Historians have long understood that the notion of "the cold war" is richly metaphorical, if not paradoxical. The conflict between the United States and the Soviet Union was a war that fell ambiguously short of war, an armed truce that produced considerable bloodshed. Yet scholars in the rapidly expanding field of Cold War studies have seldom paused to consider the conceptual and chronological foundations of the idea of the Cold War itself. This stands in contrast to the study of other historical epochs that are governed by grand but ambivalent rubrics: the Renaissance, the Scientific Revolution, or the Industrial Revolution. In Uncertain Empire, a group of leading scholars takes up the challenge of making sense of the idea of the Cold War and its application to the writing of American history. They interrogate the concept from a wide range of disciplinary vantage points; the scope of these different positions illustrates the diversity of methods and approaches in contemporary Cold War studies. Among the disciplines on which the book draws are diplomatic history, the history of science, literary criticism, cultural history, and the history of religion.

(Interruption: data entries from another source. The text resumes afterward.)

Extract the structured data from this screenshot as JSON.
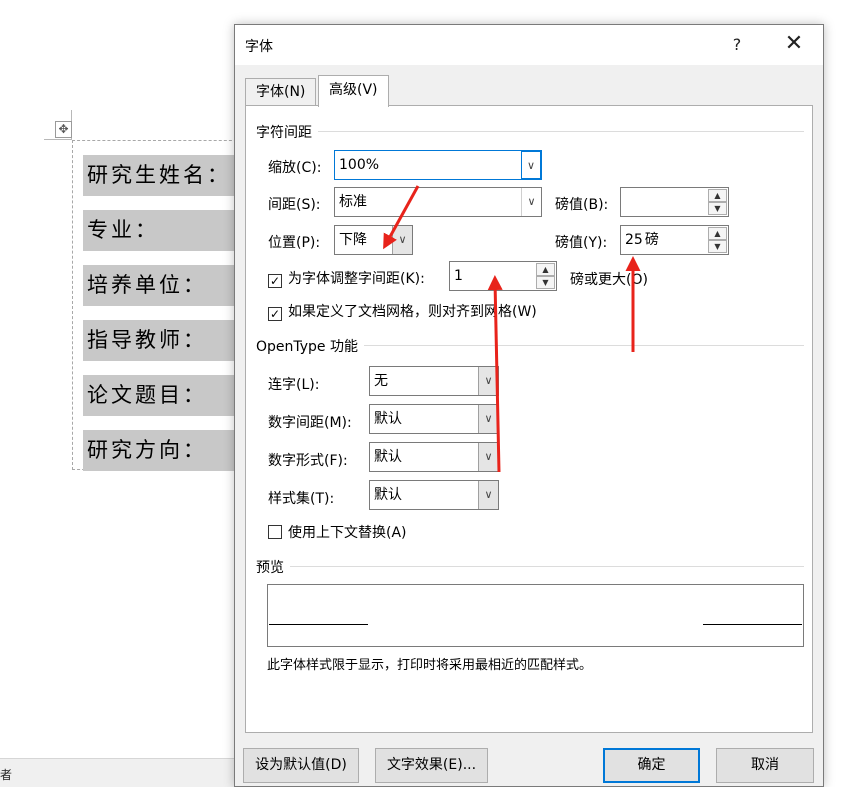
{
  "document": {
    "rows": [
      "研究生姓名：",
      "专业：",
      "培养单位：",
      "指导教师：",
      "论文题目：",
      "研究方向："
    ],
    "move_handle_icon": "move-icon",
    "status_text": "者"
  },
  "dialog": {
    "title": "字体",
    "help_label": "?",
    "close_label": "✕",
    "tabs": [
      {
        "label": "字体(N)",
        "active": false
      },
      {
        "label": "高级(V)",
        "active": true
      }
    ],
    "char_spacing": {
      "section_title": "字符间距",
      "scale": {
        "label": "缩放(C):",
        "value": "100%"
      },
      "spacing": {
        "label": "间距(S):",
        "value": "标准"
      },
      "spacing_pt": {
        "label": "磅值(B):",
        "value": ""
      },
      "position": {
        "label": "位置(P):",
        "value": "下降"
      },
      "position_pt": {
        "label": "磅值(Y):",
        "value": "25",
        "unit": "磅"
      },
      "kerning": {
        "checked": true,
        "label": "为字体调整字间距(K):",
        "value": "1",
        "suffix": "磅或更大(O)"
      },
      "snap_grid": {
        "checked": true,
        "label": "如果定义了文档网格，则对齐到网格(W)"
      }
    },
    "opentype": {
      "section_title": "OpenType 功能",
      "ligatures": {
        "label": "连字(L):",
        "value": "无"
      },
      "number_spacing": {
        "label": "数字间距(M):",
        "value": "默认"
      },
      "number_forms": {
        "label": "数字形式(F):",
        "value": "默认"
      },
      "stylistic_sets": {
        "label": "样式集(T):",
        "value": "默认"
      },
      "contextual_alternates": {
        "checked": false,
        "label": "使用上下文替换(A)"
      }
    },
    "preview": {
      "section_title": "预览",
      "note": "此字体样式限于显示，打印时将采用最相近的匹配样式。"
    },
    "buttons": {
      "set_default": "设为默认值(D)",
      "text_effects": "文字效果(E)...",
      "ok": "确定",
      "cancel": "取消"
    },
    "icons": {
      "dropdown": "chevron-down-icon",
      "spin_up": "spin-up-icon",
      "spin_down": "spin-down-icon",
      "check": "check-icon"
    }
  },
  "colors": {
    "accent": "#0078d7",
    "annotation": "#e8231b",
    "dialog_bg": "#f0f0f0",
    "highlight_row": "#c8c8c8"
  }
}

Animating the volume as a whole is a question about the extent to which the Cold War was an American invention. Essays look at the Cold War as in need of a rigorous re-centering, after a decade in which historians have introduced expansive global and transnational perspectives on the conflict; as a uniquely American ideological project designed to legitimize the pursuit of an ambitious geopolitical agenda; as a geopolitical and transnational phenomenon; and other approaches. Uncertain Empire brings these debates into focus, and offers students of the Cold War a new framework for considering recent developments in the scholarship.